(posted April 19, 12:00 p.m.)- The latest showdown between the government and the private sector ended in a satisfactory compromise this Friday when Nicaragua’s telecom regulatory institute (TELCOR) agreed to modify a controversial administrative decree that businesses leaders claimed was illegal and overreaching.
The original decree, passed March 22, ordered all private telecommunications companies to get government approval before hiring any new general managers, directors, or systems information chiefs. The government claimed the decree was intended to ensure national security, but business chambers said it was an illegal measure that violated a series of laws governing the telecom sector and free enterprise in Nicaragua. Critics also worried that the decree could be used as a tool for domestic spying by intercepting phone calls, emails and other electronic communications.
Predictably, the country divided along partisan lines, with the Sandinistas repeating their party’s boilerplate in defense of the decree while the private sector repeated their arguments that the government was over-reaching and violating the tenants of free enterprise and rule of law.
After a month of brinksmanship, with the private sector flatly refusing to obey the decree, the government backed down.
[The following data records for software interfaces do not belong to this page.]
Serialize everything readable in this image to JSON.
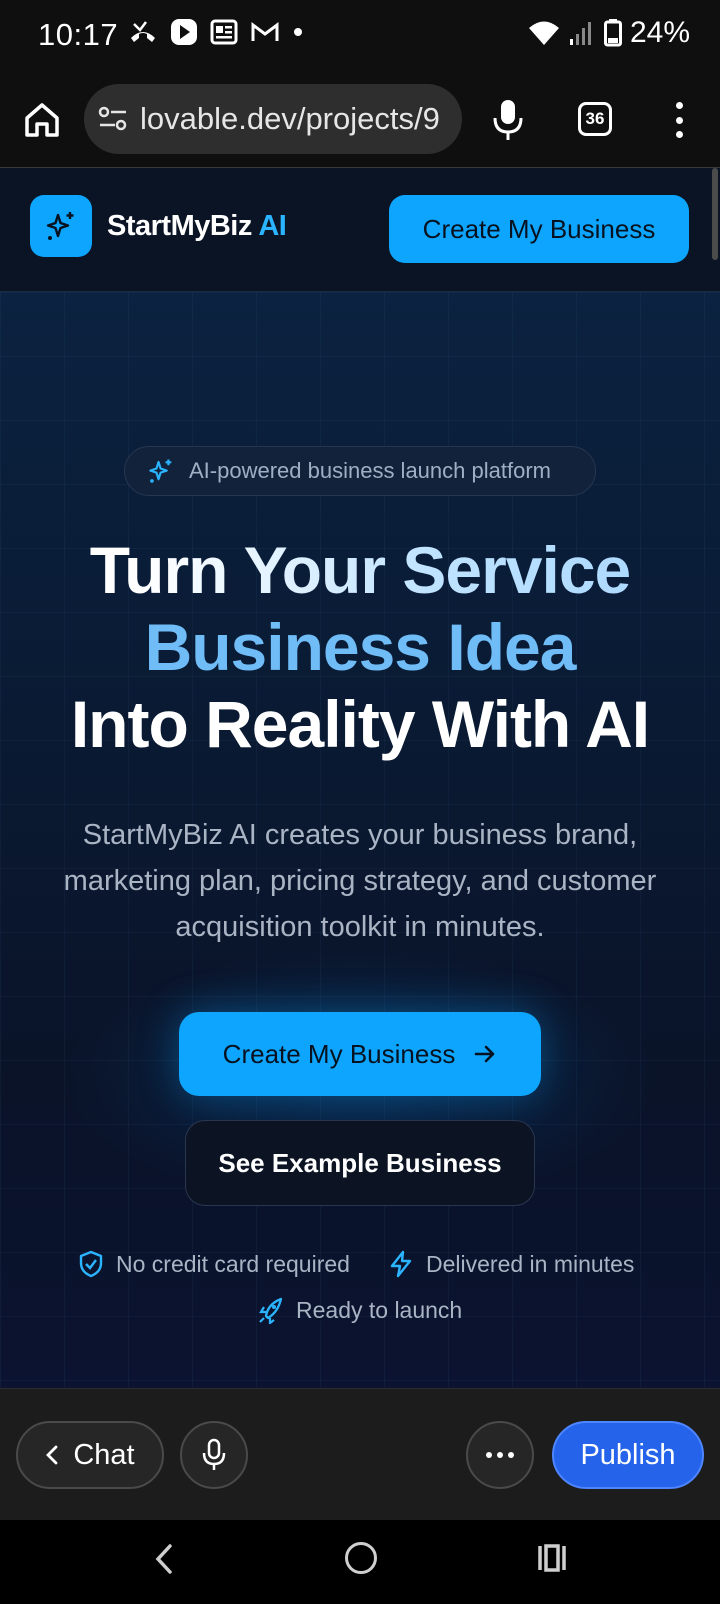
{
  "status_bar": {
    "time": "10:17",
    "battery": "24%",
    "icons_left": [
      "missed-call-icon",
      "play-icon",
      "news-icon",
      "gmail-icon",
      "dot-icon"
    ],
    "icons_right": [
      "wifi-icon",
      "signal-icon",
      "battery-icon"
    ]
  },
  "browser": {
    "url": "lovable.dev/projects/9",
    "tab_count": "36"
  },
  "site": {
    "brand": "StartMyBiz",
    "brand_accent": "AI",
    "header_cta": "Create My Business",
    "chip": "AI-powered business launch platform",
    "headline_line1": "Turn Your Service",
    "headline_line2": "Business Idea",
    "headline_line3": "Into Reality With AI",
    "subtext": "StartMyBiz AI creates your business brand, marketing plan, pricing strategy, and customer acquisition toolkit in minutes.",
    "cta_primary": "Create My Business",
    "cta_secondary": "See Example Business",
    "features": [
      {
        "label": "No credit card required",
        "icon": "shield-check-icon"
      },
      {
        "label": "Delivered in minutes",
        "icon": "lightning-icon"
      },
      {
        "label": "Ready to launch",
        "icon": "rocket-icon"
      }
    ]
  },
  "app_bar": {
    "chat_label": "Chat",
    "publish_label": "Publish"
  },
  "colors": {
    "accent": "#0ea5ff",
    "publish": "#2563eb",
    "headline_blue": "#6fbcf7"
  }
}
A compromise was reached late this week whereby the telecom businesses will still need to notify TELCOR of who their managers and directors are, but won’t have to submit candidates for government approval before hiring.
“I think that TELCOR realized that the way they published the decree was wrong, and that the content of the decree was very intrusive and therefore unacceptable,” Roberto Sansón, operations director for CLARO, the largest telecom service provider in the country, told The Nicaragua Dispatch today. “The response from the business sector and the telecommunications companies was very strong and the and that’s how we made (the government) realize. TELCOR opened up, accepted the criticism and radically modified its decree. And for that, we are pleased.”
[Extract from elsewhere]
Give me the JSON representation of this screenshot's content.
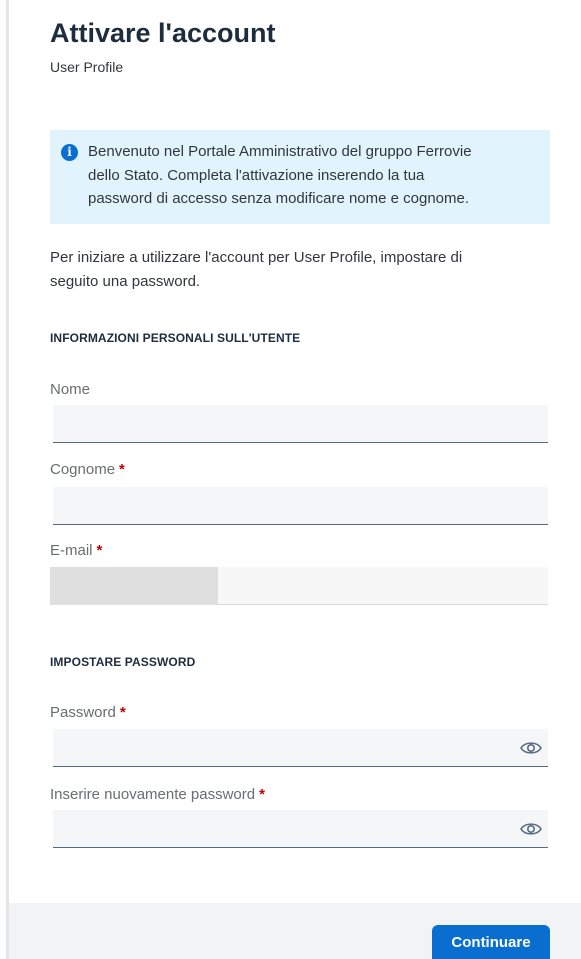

The Nicaraguan-American Chamber of Commerce (AMCHAM) also released a statement today expressing its satisfaction that “a solution based on consensus was reached harmoniously.”
CLARO’s Sansón says he doesn’t know if the government will try to push the same reform again in National Assembly, where the Sandinistas control a super majority and can legislative unilaterally, but says “I hope not.”